● How to complete this task:
The records should be copied out again with no alteration.

● ● ● ● ●

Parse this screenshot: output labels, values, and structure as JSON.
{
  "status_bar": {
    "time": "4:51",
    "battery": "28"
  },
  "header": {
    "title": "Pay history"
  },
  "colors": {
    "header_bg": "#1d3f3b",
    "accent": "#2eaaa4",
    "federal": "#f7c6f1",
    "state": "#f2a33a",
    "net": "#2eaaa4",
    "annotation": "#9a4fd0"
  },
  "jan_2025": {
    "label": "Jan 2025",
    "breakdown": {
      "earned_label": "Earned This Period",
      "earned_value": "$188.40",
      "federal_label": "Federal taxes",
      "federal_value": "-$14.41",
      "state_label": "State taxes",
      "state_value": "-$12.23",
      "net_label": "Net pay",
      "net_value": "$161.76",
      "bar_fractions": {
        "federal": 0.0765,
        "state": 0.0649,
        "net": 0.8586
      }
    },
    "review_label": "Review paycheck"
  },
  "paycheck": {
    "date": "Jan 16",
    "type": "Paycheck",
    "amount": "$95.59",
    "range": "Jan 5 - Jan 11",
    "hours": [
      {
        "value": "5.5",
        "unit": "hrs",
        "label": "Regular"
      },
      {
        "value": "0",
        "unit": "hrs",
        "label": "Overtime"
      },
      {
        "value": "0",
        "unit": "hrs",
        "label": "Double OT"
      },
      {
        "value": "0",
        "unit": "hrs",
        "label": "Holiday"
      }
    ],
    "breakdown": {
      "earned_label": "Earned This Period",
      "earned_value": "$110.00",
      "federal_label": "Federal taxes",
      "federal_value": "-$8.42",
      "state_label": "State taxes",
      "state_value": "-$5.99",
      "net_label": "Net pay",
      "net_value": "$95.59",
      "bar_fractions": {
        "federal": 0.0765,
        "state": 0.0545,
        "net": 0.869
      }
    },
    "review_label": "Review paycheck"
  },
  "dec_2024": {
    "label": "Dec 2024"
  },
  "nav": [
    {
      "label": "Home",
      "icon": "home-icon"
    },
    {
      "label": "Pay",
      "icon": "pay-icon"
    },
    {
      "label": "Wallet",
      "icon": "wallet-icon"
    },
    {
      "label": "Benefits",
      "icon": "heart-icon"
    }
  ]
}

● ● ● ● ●

● The answer:
Parse this screenshot: output labels, values, and structure as JSON.
{
  "status_bar": {
    "time": "4:51",
    "battery": "28"
  },
  "header": {
    "title": "Pay history"
  },
  "colors": {
    "header_bg": "#1d3f3b",
    "accent": "#2eaaa4",
    "federal": "#f7c6f1",
    "state": "#f2a33a",
    "net": "#2eaaa4",
    "annotation": "#9a4fd0"
  },
  "jan_2025": {
    "label": "Jan 2025",
    "breakdown": {
      "earned_label": "Earned This Period",
      "earned_value": "$188.40",
      "federal_label": "Federal taxes",
      "federal_value": "-$14.41",
      "state_label": "State taxes",
      "state_value": "-$12.23",
      "net_label": "Net pay",
      "net_value": "$161.76",
      "bar_fractions": {
        "federal": 0.0765,
        "state": 0.0649,
        "net": 0.8586
      }
    },
    "review_label": "Review paycheck"
  },
  "paycheck": {
    "date": "Jan 16",
    "type": "Paycheck",
    "amount": "$95.59",
    "range": "Jan 5 - Jan 11",
    "hours": [
      {
        "value": "5.5",
        "unit": "hrs",
        "label": "Regular"
      },
      {
        "value": "0",
        "unit": "hrs",
        "label": "Overtime"
      },
      {
        "value": "0",
        "unit": "hrs",
        "label": "Double OT"
      },
      {
        "value": "0",
        "unit": "hrs",
        "label": "Holiday"
      }
    ],
    "breakdown": {
      "earned_label": "Earned This Period",
      "earned_value": "$110.00",
      "federal_label": "Federal taxes",
      "federal_value": "-$8.42",
      "state_label": "State taxes",
      "state_value": "-$5.99",
      "net_label": "Net pay",
      "net_value": "$95.59",
      "bar_fractions": {
        "federal": 0.0765,
        "state": 0.0545,
        "net": 0.869
      }
    },
    "review_label": "Review paycheck"
  },
  "dec_2024": {
    "label": "Dec 2024"
  },
  "nav": [
    {
      "label": "Home",
      "icon": "home-icon"
    },
    {
      "label": "Pay",
      "icon": "pay-icon"
    },
    {
      "label": "Wallet",
      "icon": "wallet-icon"
    },
    {
      "label": "Benefits",
      "icon": "heart-icon"
    }
  ]
}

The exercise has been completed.